The creation of 'test--tube babiesa acted as a spur to public debate about the implications of research on embryos, in vitro fertilization, surrogate motherhood, and the whole range of technologies concerned with human reproduction. The scope of reproductive technologies examined in this volume -- from techniques for the medical 'managementa of childbirth, to genetic engineering -- is such that few women in the western world, and smaller and smaller numbers in the third world, escape their influence. What then is their impact: on the process of reproduction, on family life and particularly on women? 'Reproductive Technologiesa is a remarkable collection of original essays which attempts to place the current controversy over reproductive technologies in a political, legal and economic context. Contributors -- including Lesley Doyal, Ann Oakley, Ros Petchesky, Carol Smart, Hilary Rose, and Naomi Pfeffer -- examine systematically the technologies that have sparked off these debates.

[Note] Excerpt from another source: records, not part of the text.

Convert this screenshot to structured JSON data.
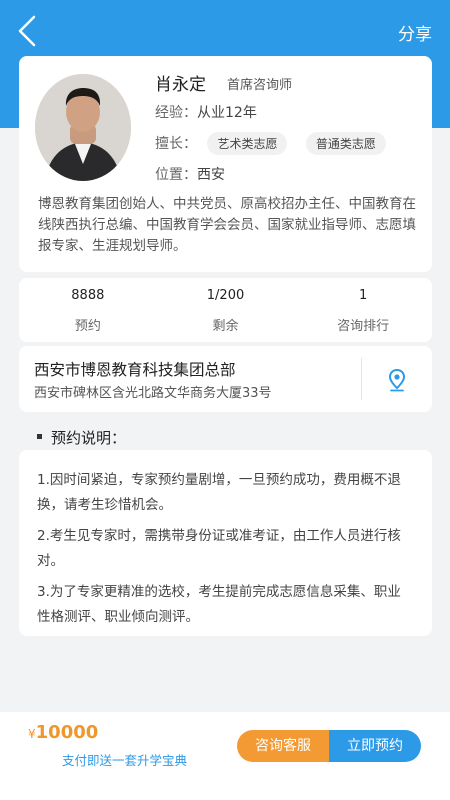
{
  "header": {
    "share_label": "分享",
    "back_icon": "chevron-left-icon"
  },
  "profile": {
    "name": "肖永定",
    "title": "首席咨询师",
    "experience_label": "经验：",
    "experience_value": "从业12年",
    "specialty_label": "擅长：",
    "specialties": [
      "艺术类志愿",
      "普通类志愿"
    ],
    "location_label": "位置：",
    "location_value": "西安",
    "bio": "博恩教育集团创始人、中共党员、原高校招办主任、中国教育在线陕西执行总编、中国教育学会会员、国家就业指导师、志愿填报专家、生涯规划导师。"
  },
  "stats": [
    {
      "value": "8888",
      "label": "预约"
    },
    {
      "value": "1/200",
      "label": "剩余"
    },
    {
      "value": "1",
      "label": "咨询排行"
    }
  ],
  "address": {
    "org": "西安市博恩教育科技集团总部",
    "line": "西安市碑林区含光北路文华商务大厦33号",
    "icon": "location-pin-icon"
  },
  "notes": {
    "title": "预约说明：",
    "items": [
      "1.因时间紧迫，专家预约量剧增，一旦预约成功，费用概不退换，请考生珍惜机会。",
      "2.考生见专家时，需携带身份证或准考证，由工作人员进行核对。",
      "3.为了专家更精准的选校，考生提前完成志愿信息采集、职业性格测评、职业倾向测评。"
    ]
  },
  "bottom": {
    "currency": "¥",
    "price": "10000",
    "gift": "支付即送一套升学宝典",
    "consult_label": "咨询客服",
    "book_label": "立即预约"
  },
  "colors": {
    "primary": "#2d9ae8",
    "accent": "#f39a35",
    "price": "#f0962a"
  }
}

They explore the problem of infertility which is used to validate reproductive technologies; the way assumptions about the family and about biological parenthood continue to structure the arguments for and against; the impact of the medicalization of childbirth; the way debates are embedded in changing conceptions of paternal rights, maternal rights and embryo rights; the problems of providing adequate health care for women; and, above all, the urgency with which these issues raise problems about the accountability of science.